About this task: In the entries that follow, which lines hold the string "prompt"? List them.

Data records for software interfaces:
-=-=-
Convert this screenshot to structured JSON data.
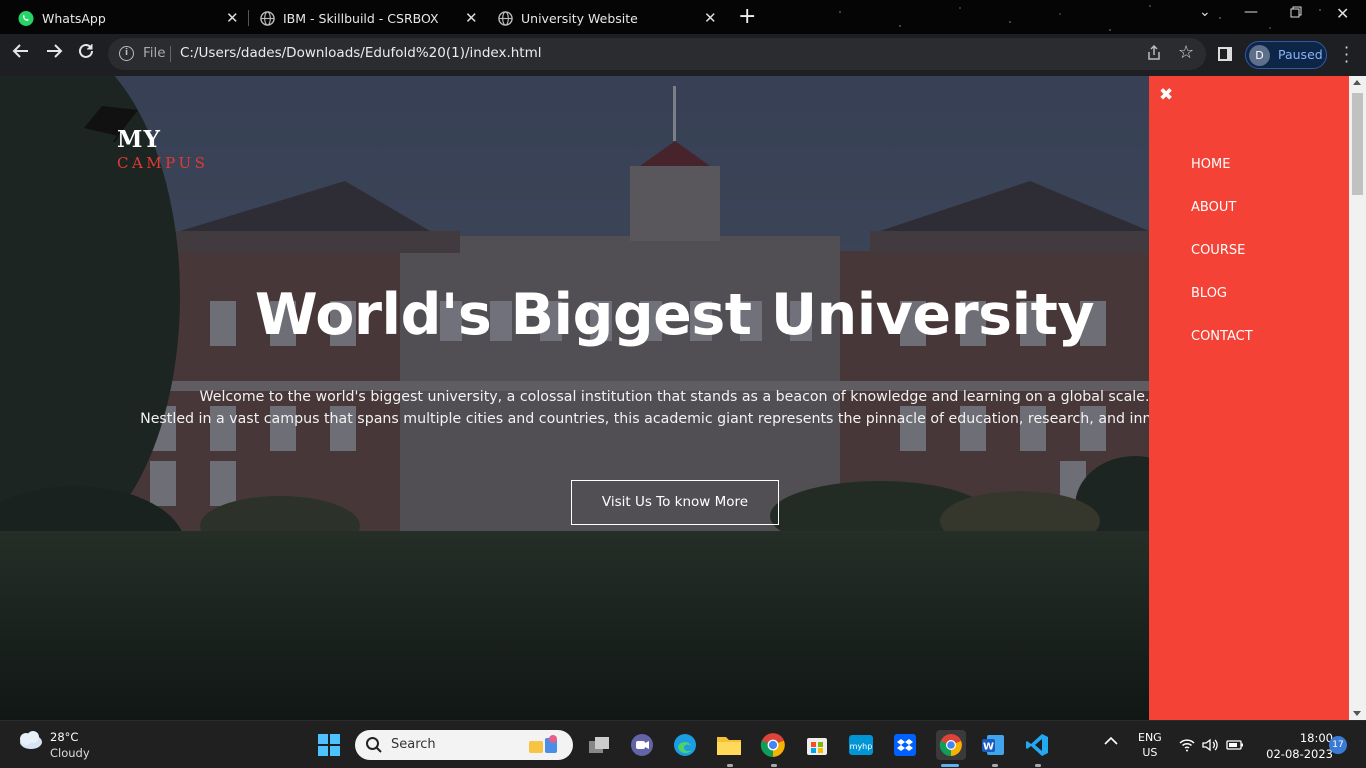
{
  "browser": {
    "tabs": [
      {
        "title": "WhatsApp",
        "icon": "whatsapp-icon",
        "close": "✕"
      },
      {
        "title": "IBM - Skillbuild - CSRBOX",
        "icon": "globe-icon",
        "close": "✕"
      },
      {
        "title": "University Website",
        "icon": "globe-icon",
        "close": "✕"
      }
    ],
    "new_tab": "+",
    "address_bar": {
      "scheme_label": "File",
      "url": "C:/Users/dades/Downloads/Edufold%20(1)/index.html"
    },
    "profile": {
      "initial": "D",
      "status": "Paused"
    }
  },
  "page": {
    "logo": {
      "line1": "MY",
      "line2": "CAMPUS"
    },
    "hero": {
      "title": "World's Biggest University",
      "paragraph_line1": "Welcome to the world's biggest university, a colossal institution that stands as a beacon of knowledge and learning on a global scale.",
      "paragraph_line2": "Nestled in a vast campus that spans multiple cities and countries, this academic giant represents the pinnacle of education, research, and innovation.",
      "button": "Visit Us To know More"
    },
    "side_nav": {
      "close_icon": "✖",
      "items": [
        "HOME",
        "ABOUT",
        "COURSE",
        "BLOG",
        "CONTACT"
      ],
      "background": "#f44336"
    }
  },
  "taskbar": {
    "weather": {
      "temp": "28°C",
      "condition": "Cloudy"
    },
    "search_label": "Search",
    "language": {
      "line1": "ENG",
      "line2": "US"
    },
    "clock": {
      "time": "18:00",
      "date": "02-08-2023"
    },
    "notifications": "17"
  }
}
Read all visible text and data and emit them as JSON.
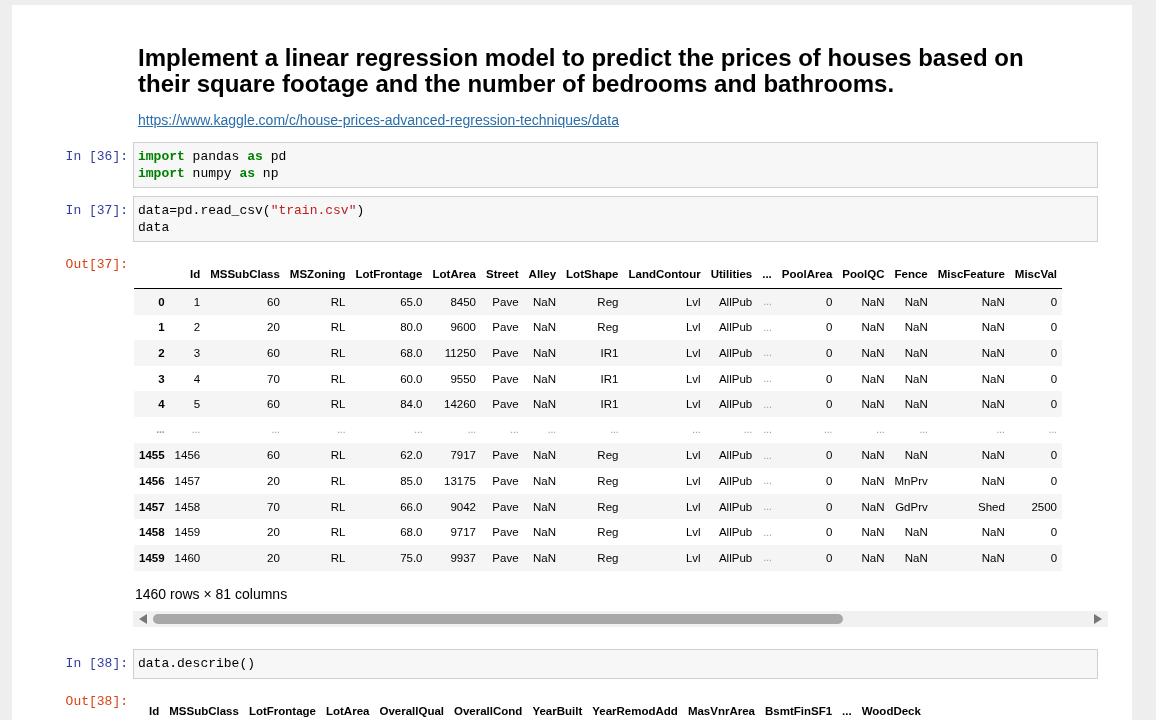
{
  "heading": "Implement a linear regression model to predict the prices of houses based on their square footage and the number of bedrooms and bathrooms.",
  "link": "https://www.kaggle.com/c/house-prices-advanced-regression-techniques/data",
  "cells": [
    {
      "prompt": "In [36]:",
      "lines": [
        [
          {
            "kind": "keyword",
            "text": "import"
          },
          {
            "kind": "plain",
            "text": " pandas "
          },
          {
            "kind": "keyword",
            "text": "as"
          },
          {
            "kind": "plain",
            "text": " pd"
          }
        ],
        [
          {
            "kind": "keyword",
            "text": "import"
          },
          {
            "kind": "plain",
            "text": " numpy "
          },
          {
            "kind": "keyword",
            "text": "as"
          },
          {
            "kind": "plain",
            "text": " np"
          }
        ]
      ]
    },
    {
      "prompt": "In [37]:",
      "lines": [
        [
          {
            "kind": "plain",
            "text": "data=pd.read_csv("
          },
          {
            "kind": "string",
            "text": "\"train.csv\""
          },
          {
            "kind": "plain",
            "text": ")"
          }
        ],
        [
          {
            "kind": "plain",
            "text": "data"
          }
        ]
      ],
      "output": {
        "prompt": "Out[37]:",
        "columns": [
          "Id",
          "MSSubClass",
          "MSZoning",
          "LotFrontage",
          "LotArea",
          "Street",
          "Alley",
          "LotShape",
          "LandContour",
          "Utilities",
          "...",
          "PoolArea",
          "PoolQC",
          "Fence",
          "MiscFeature",
          "MiscVal"
        ],
        "rows": [
          {
            "kind": "data",
            "index": "0",
            "cells": [
              "1",
              "60",
              "RL",
              "65.0",
              "8450",
              "Pave",
              "NaN",
              "Reg",
              "Lvl",
              "AllPub",
              "...",
              "0",
              "NaN",
              "NaN",
              "NaN",
              "0"
            ]
          },
          {
            "kind": "data",
            "index": "1",
            "cells": [
              "2",
              "20",
              "RL",
              "80.0",
              "9600",
              "Pave",
              "NaN",
              "Reg",
              "Lvl",
              "AllPub",
              "...",
              "0",
              "NaN",
              "NaN",
              "NaN",
              "0"
            ]
          },
          {
            "kind": "data",
            "index": "2",
            "cells": [
              "3",
              "60",
              "RL",
              "68.0",
              "11250",
              "Pave",
              "NaN",
              "IR1",
              "Lvl",
              "AllPub",
              "...",
              "0",
              "NaN",
              "NaN",
              "NaN",
              "0"
            ]
          },
          {
            "kind": "data",
            "index": "3",
            "cells": [
              "4",
              "70",
              "RL",
              "60.0",
              "9550",
              "Pave",
              "NaN",
              "IR1",
              "Lvl",
              "AllPub",
              "...",
              "0",
              "NaN",
              "NaN",
              "NaN",
              "0"
            ]
          },
          {
            "kind": "data",
            "index": "4",
            "cells": [
              "5",
              "60",
              "RL",
              "84.0",
              "14260",
              "Pave",
              "NaN",
              "IR1",
              "Lvl",
              "AllPub",
              "...",
              "0",
              "NaN",
              "NaN",
              "NaN",
              "0"
            ]
          },
          {
            "kind": "ellipsis",
            "index": "...",
            "cells": [
              "...",
              "...",
              "...",
              "...",
              "...",
              "...",
              "...",
              "...",
              "...",
              "...",
              "...",
              "...",
              "...",
              "...",
              "...",
              "..."
            ]
          },
          {
            "kind": "data",
            "index": "1455",
            "cells": [
              "1456",
              "60",
              "RL",
              "62.0",
              "7917",
              "Pave",
              "NaN",
              "Reg",
              "Lvl",
              "AllPub",
              "...",
              "0",
              "NaN",
              "NaN",
              "NaN",
              "0"
            ]
          },
          {
            "kind": "data",
            "index": "1456",
            "cells": [
              "1457",
              "20",
              "RL",
              "85.0",
              "13175",
              "Pave",
              "NaN",
              "Reg",
              "Lvl",
              "AllPub",
              "...",
              "0",
              "NaN",
              "MnPrv",
              "NaN",
              "0"
            ]
          },
          {
            "kind": "data",
            "index": "1457",
            "cells": [
              "1458",
              "70",
              "RL",
              "66.0",
              "9042",
              "Pave",
              "NaN",
              "Reg",
              "Lvl",
              "AllPub",
              "...",
              "0",
              "NaN",
              "GdPrv",
              "Shed",
              "2500"
            ]
          },
          {
            "kind": "data",
            "index": "1458",
            "cells": [
              "1459",
              "20",
              "RL",
              "68.0",
              "9717",
              "Pave",
              "NaN",
              "Reg",
              "Lvl",
              "AllPub",
              "...",
              "0",
              "NaN",
              "NaN",
              "NaN",
              "0"
            ]
          },
          {
            "kind": "data",
            "index": "1459",
            "cells": [
              "1460",
              "20",
              "RL",
              "75.0",
              "9937",
              "Pave",
              "NaN",
              "Reg",
              "Lvl",
              "AllPub",
              "...",
              "0",
              "NaN",
              "NaN",
              "NaN",
              "0"
            ]
          }
        ],
        "caption": "1460 rows × 81 columns",
        "scrollbar": true
      }
    },
    {
      "prompt": "In [38]:",
      "lines": [
        [
          {
            "kind": "plain",
            "text": "data.describe()"
          }
        ]
      ],
      "output": {
        "prompt": "Out[38]:",
        "columns": [
          "Id",
          "MSSubClass",
          "LotFrontage",
          "LotArea",
          "OverallQual",
          "OverallCond",
          "YearBuilt",
          "YearRemodAdd",
          "MasVnrArea",
          "BsmtFinSF1",
          "...",
          "WoodDeck"
        ]
      }
    }
  ]
}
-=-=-
Completed exercise:
      "prompt": "In [36]:",
      "prompt": "In [37]:",
        "prompt": "Out[37]:",
      "prompt": "In [38]:",
        "prompt": "Out[38]:",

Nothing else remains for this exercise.